[EXTRACTED MATERIAL]:

= = = = = = =

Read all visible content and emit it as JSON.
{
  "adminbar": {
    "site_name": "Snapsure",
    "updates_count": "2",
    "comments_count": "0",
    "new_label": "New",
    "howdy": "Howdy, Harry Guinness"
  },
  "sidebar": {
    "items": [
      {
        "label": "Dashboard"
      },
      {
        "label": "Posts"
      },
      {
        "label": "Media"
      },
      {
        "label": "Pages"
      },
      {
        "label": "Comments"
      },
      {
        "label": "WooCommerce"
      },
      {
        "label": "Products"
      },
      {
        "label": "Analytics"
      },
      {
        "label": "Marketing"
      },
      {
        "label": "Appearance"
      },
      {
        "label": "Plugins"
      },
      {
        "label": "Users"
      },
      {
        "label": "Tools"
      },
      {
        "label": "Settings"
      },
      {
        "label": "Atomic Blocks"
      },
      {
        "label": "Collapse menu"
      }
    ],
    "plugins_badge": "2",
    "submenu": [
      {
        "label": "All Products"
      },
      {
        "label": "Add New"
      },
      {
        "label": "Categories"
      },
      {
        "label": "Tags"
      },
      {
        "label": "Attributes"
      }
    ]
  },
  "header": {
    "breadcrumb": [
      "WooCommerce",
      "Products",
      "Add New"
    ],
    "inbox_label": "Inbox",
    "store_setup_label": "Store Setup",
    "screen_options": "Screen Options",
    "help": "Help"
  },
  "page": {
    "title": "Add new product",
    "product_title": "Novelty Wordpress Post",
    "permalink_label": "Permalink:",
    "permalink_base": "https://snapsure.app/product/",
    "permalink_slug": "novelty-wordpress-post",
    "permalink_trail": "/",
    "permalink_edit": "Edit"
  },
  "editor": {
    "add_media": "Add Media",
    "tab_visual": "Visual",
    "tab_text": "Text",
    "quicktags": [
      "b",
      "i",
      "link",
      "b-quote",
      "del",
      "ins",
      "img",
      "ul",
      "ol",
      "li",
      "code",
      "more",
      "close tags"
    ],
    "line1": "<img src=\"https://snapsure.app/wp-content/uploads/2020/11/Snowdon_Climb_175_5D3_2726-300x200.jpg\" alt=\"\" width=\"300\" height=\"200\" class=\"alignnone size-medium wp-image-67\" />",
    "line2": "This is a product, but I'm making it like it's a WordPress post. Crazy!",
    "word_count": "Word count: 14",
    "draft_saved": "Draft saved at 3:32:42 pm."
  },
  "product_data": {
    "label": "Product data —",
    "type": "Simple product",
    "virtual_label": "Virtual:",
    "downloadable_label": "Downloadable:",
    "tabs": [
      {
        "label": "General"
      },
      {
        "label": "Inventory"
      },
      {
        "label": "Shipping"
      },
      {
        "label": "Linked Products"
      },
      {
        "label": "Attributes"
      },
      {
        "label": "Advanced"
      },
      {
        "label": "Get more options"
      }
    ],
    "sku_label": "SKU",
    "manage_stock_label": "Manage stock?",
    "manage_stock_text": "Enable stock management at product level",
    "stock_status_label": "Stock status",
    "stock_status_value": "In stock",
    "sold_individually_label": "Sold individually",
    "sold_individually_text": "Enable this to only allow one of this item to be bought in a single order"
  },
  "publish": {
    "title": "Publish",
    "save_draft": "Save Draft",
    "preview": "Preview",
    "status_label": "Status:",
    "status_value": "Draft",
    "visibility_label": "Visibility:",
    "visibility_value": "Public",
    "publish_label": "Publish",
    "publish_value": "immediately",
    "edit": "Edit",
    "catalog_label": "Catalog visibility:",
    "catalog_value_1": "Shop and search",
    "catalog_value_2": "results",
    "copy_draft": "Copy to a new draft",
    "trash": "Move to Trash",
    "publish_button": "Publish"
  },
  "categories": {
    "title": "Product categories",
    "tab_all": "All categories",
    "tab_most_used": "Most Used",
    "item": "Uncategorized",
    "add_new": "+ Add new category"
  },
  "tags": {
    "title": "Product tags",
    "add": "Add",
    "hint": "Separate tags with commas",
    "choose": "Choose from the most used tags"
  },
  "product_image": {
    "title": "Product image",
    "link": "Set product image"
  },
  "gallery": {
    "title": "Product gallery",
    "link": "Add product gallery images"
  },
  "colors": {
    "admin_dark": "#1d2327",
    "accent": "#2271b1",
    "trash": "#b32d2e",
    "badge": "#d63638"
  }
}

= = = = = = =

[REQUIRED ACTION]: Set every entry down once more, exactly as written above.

[SOLVED EXERCISE]:
Read all visible content and emit it as JSON.
{
  "adminbar": {
    "site_name": "Snapsure",
    "updates_count": "2",
    "comments_count": "0",
    "new_label": "New",
    "howdy": "Howdy, Harry Guinness"
  },
  "sidebar": {
    "items": [
      {
        "label": "Dashboard"
      },
      {
        "label": "Posts"
      },
      {
        "label": "Media"
      },
      {
        "label": "Pages"
      },
      {
        "label": "Comments"
      },
      {
        "label": "WooCommerce"
      },
      {
        "label": "Products"
      },
      {
        "label": "Analytics"
      },
      {
        "label": "Marketing"
      },
      {
        "label": "Appearance"
      },
      {
        "label": "Plugins"
      },
      {
        "label": "Users"
      },
      {
        "label": "Tools"
      },
      {
        "label": "Settings"
      },
      {
        "label": "Atomic Blocks"
      },
      {
        "label": "Collapse menu"
      }
    ],
    "plugins_badge": "2",
    "submenu": [
      {
        "label": "All Products"
      },
      {
        "label": "Add New"
      },
      {
        "label": "Categories"
      },
      {
        "label": "Tags"
      },
      {
        "label": "Attributes"
      }
    ]
  },
  "header": {
    "breadcrumb": [
      "WooCommerce",
      "Products",
      "Add New"
    ],
    "inbox_label": "Inbox",
    "store_setup_label": "Store Setup",
    "screen_options": "Screen Options",
    "help": "Help"
  },
  "page": {
    "title": "Add new product",
    "product_title": "Novelty Wordpress Post",
    "permalink_label": "Permalink:",
    "permalink_base": "https://snapsure.app/product/",
    "permalink_slug": "novelty-wordpress-post",
    "permalink_trail": "/",
    "permalink_edit": "Edit"
  },
  "editor": {
    "add_media": "Add Media",
    "tab_visual": "Visual",
    "tab_text": "Text",
    "quicktags": [
      "b",
      "i",
      "link",
      "b-quote",
      "del",
      "ins",
      "img",
      "ul",
      "ol",
      "li",
      "code",
      "more",
      "close tags"
    ],
    "line1": "<img src=\"https://snapsure.app/wp-content/uploads/2020/11/Snowdon_Climb_175_5D3_2726-300x200.jpg\" alt=\"\" width=\"300\" height=\"200\" class=\"alignnone size-medium wp-image-67\" />",
    "line2": "This is a product, but I'm making it like it's a WordPress post. Crazy!",
    "word_count": "Word count: 14",
    "draft_saved": "Draft saved at 3:32:42 pm."
  },
  "product_data": {
    "label": "Product data —",
    "type": "Simple product",
    "virtual_label": "Virtual:",
    "downloadable_label": "Downloadable:",
    "tabs": [
      {
        "label": "General"
      },
      {
        "label": "Inventory"
      },
      {
        "label": "Shipping"
      },
      {
        "label": "Linked Products"
      },
      {
        "label": "Attributes"
      },
      {
        "label": "Advanced"
      },
      {
        "label": "Get more options"
      }
    ],
    "sku_label": "SKU",
    "manage_stock_label": "Manage stock?",
    "manage_stock_text": "Enable stock management at product level",
    "stock_status_label": "Stock status",
    "stock_status_value": "In stock",
    "sold_individually_label": "Sold individually",
    "sold_individually_text": "Enable this to only allow one of this item to be bought in a single order"
  },
  "publish": {
    "title": "Publish",
    "save_draft": "Save Draft",
    "preview": "Preview",
    "status_label": "Status:",
    "status_value": "Draft",
    "visibility_label": "Visibility:",
    "visibility_value": "Public",
    "publish_label": "Publish",
    "publish_value": "immediately",
    "edit": "Edit",
    "catalog_label": "Catalog visibility:",
    "catalog_value_1": "Shop and search",
    "catalog_value_2": "results",
    "copy_draft": "Copy to a new draft",
    "trash": "Move to Trash",
    "publish_button": "Publish"
  },
  "categories": {
    "title": "Product categories",
    "tab_all": "All categories",
    "tab_most_used": "Most Used",
    "item": "Uncategorized",
    "add_new": "+ Add new category"
  },
  "tags": {
    "title": "Product tags",
    "add": "Add",
    "hint": "Separate tags with commas",
    "choose": "Choose from the most used tags"
  },
  "product_image": {
    "title": "Product image",
    "link": "Set product image"
  },
  "gallery": {
    "title": "Product gallery",
    "link": "Add product gallery images"
  },
  "colors": {
    "admin_dark": "#1d2327",
    "accent": "#2271b1",
    "trash": "#b32d2e",
    "badge": "#d63638"
  }
}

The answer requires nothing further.